(Directions for this task) Each line below with the word "name" needs to be copied.

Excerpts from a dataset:
-- Opening Marker --
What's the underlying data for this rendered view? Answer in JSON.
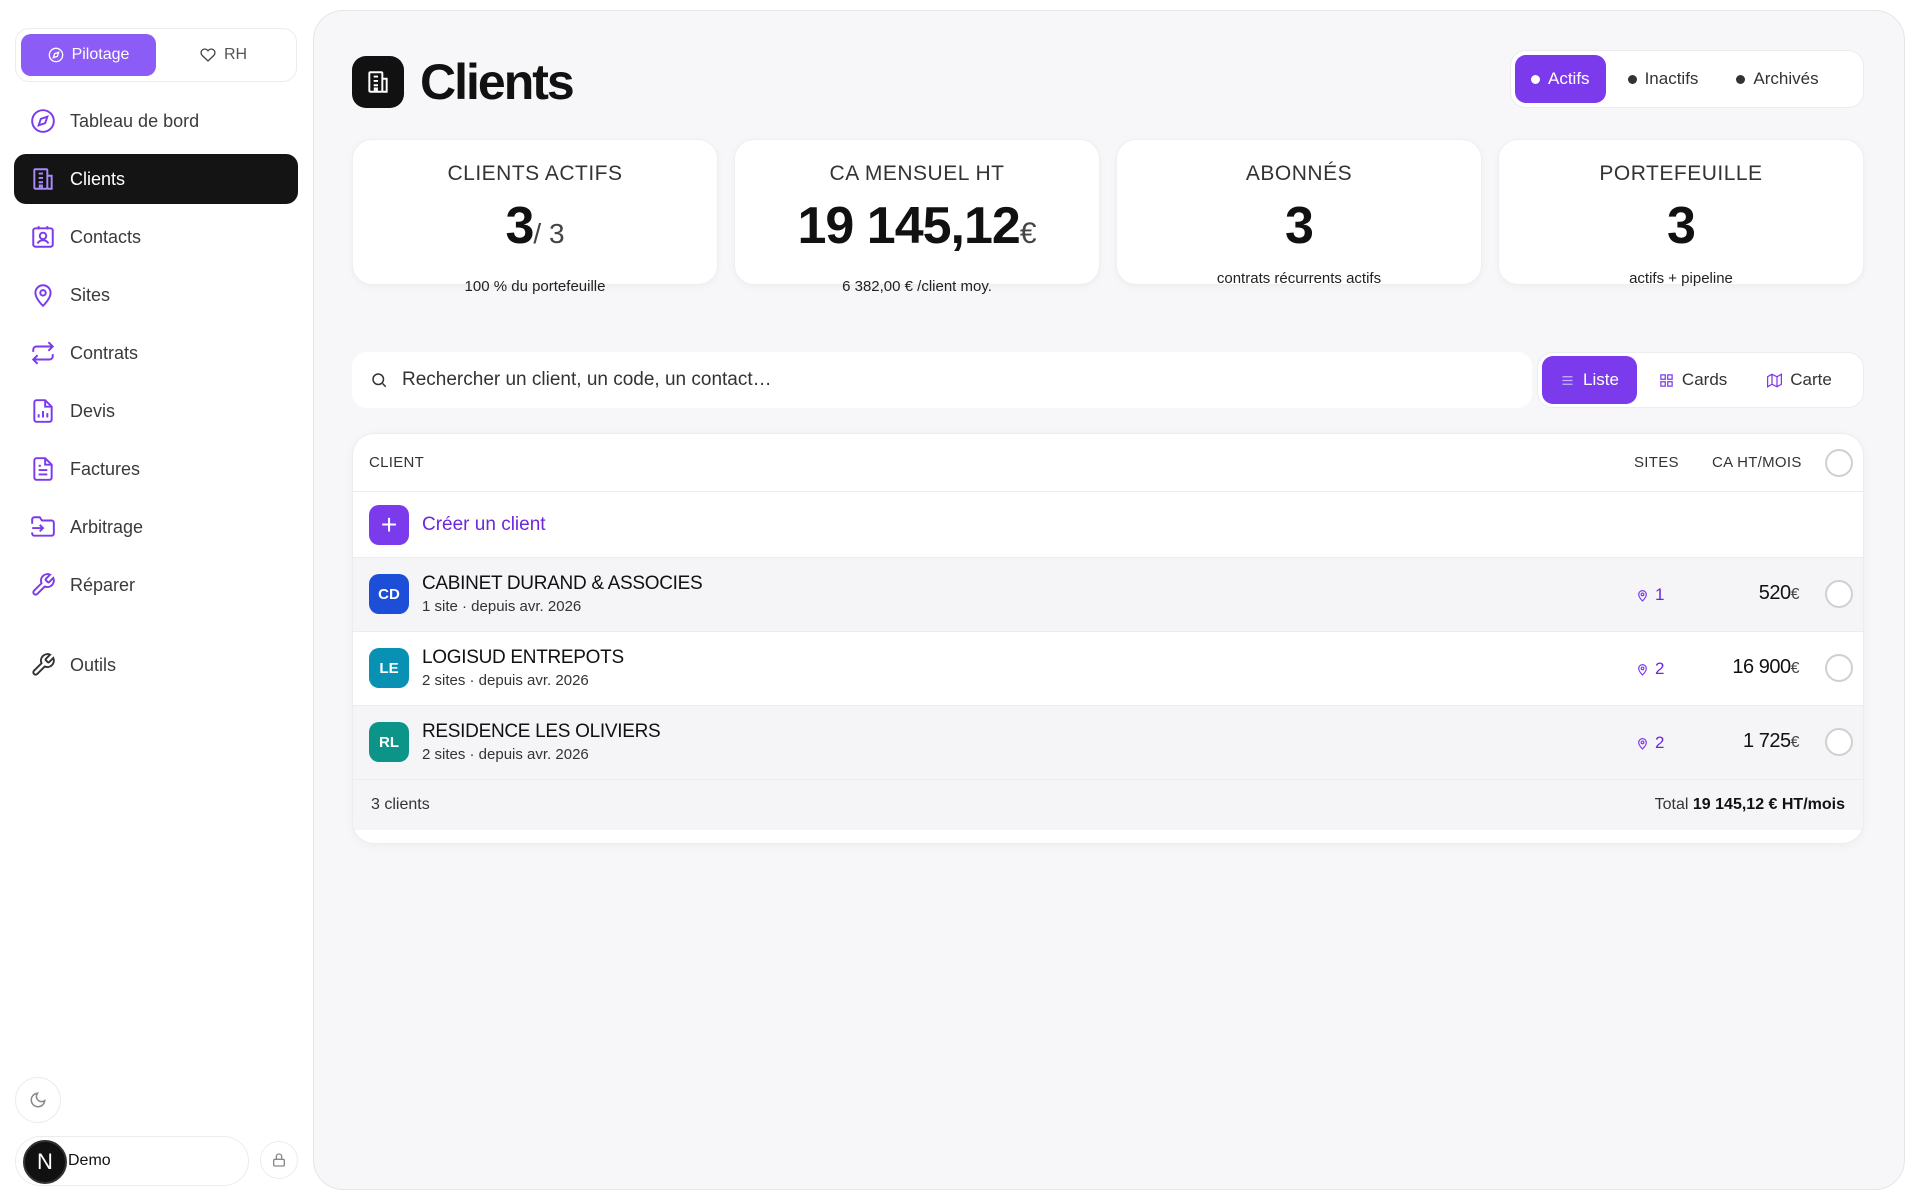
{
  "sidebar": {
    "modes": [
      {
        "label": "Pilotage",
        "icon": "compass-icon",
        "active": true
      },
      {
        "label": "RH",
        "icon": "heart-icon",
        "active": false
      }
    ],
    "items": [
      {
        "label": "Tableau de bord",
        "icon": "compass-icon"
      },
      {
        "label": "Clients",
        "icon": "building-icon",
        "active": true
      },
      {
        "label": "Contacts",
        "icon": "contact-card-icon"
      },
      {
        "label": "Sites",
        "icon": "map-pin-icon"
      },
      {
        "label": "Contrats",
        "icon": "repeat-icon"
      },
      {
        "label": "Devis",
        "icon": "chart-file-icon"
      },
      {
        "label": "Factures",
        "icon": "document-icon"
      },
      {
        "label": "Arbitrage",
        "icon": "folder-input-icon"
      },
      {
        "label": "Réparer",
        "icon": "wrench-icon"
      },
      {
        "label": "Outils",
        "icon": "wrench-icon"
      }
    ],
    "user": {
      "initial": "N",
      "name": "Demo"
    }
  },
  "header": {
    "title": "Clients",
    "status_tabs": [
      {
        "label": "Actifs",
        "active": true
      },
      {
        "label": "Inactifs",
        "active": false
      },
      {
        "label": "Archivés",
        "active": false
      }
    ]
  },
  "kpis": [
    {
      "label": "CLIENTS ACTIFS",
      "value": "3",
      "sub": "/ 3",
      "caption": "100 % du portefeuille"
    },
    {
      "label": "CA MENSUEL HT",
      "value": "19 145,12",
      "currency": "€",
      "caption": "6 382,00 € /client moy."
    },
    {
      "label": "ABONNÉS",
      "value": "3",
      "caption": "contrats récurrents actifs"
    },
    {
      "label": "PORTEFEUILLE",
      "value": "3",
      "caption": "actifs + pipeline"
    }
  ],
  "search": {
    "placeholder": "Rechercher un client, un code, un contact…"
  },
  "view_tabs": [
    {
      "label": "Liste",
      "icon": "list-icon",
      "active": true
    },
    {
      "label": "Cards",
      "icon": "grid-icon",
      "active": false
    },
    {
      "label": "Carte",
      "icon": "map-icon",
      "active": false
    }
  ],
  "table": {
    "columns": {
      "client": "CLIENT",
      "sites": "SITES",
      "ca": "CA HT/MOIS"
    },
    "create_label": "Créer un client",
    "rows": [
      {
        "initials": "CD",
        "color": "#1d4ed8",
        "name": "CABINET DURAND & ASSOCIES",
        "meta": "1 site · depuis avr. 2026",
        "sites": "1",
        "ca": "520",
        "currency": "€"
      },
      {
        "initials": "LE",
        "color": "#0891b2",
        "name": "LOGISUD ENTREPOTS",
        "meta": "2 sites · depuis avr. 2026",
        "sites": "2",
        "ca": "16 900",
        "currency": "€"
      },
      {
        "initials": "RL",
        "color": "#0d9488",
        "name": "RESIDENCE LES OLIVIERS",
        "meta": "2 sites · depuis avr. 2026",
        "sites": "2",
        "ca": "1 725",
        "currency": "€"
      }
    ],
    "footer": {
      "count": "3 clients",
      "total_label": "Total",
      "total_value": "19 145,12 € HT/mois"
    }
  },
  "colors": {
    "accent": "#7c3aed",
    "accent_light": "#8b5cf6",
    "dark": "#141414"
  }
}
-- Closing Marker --
(Your response)
      "name": "Demo"
        "name": "CABINET DURAND & ASSOCIES",
        "name": "LOGISUD ENTREPOTS",
        "name": "RESIDENCE LES OLIVIERS",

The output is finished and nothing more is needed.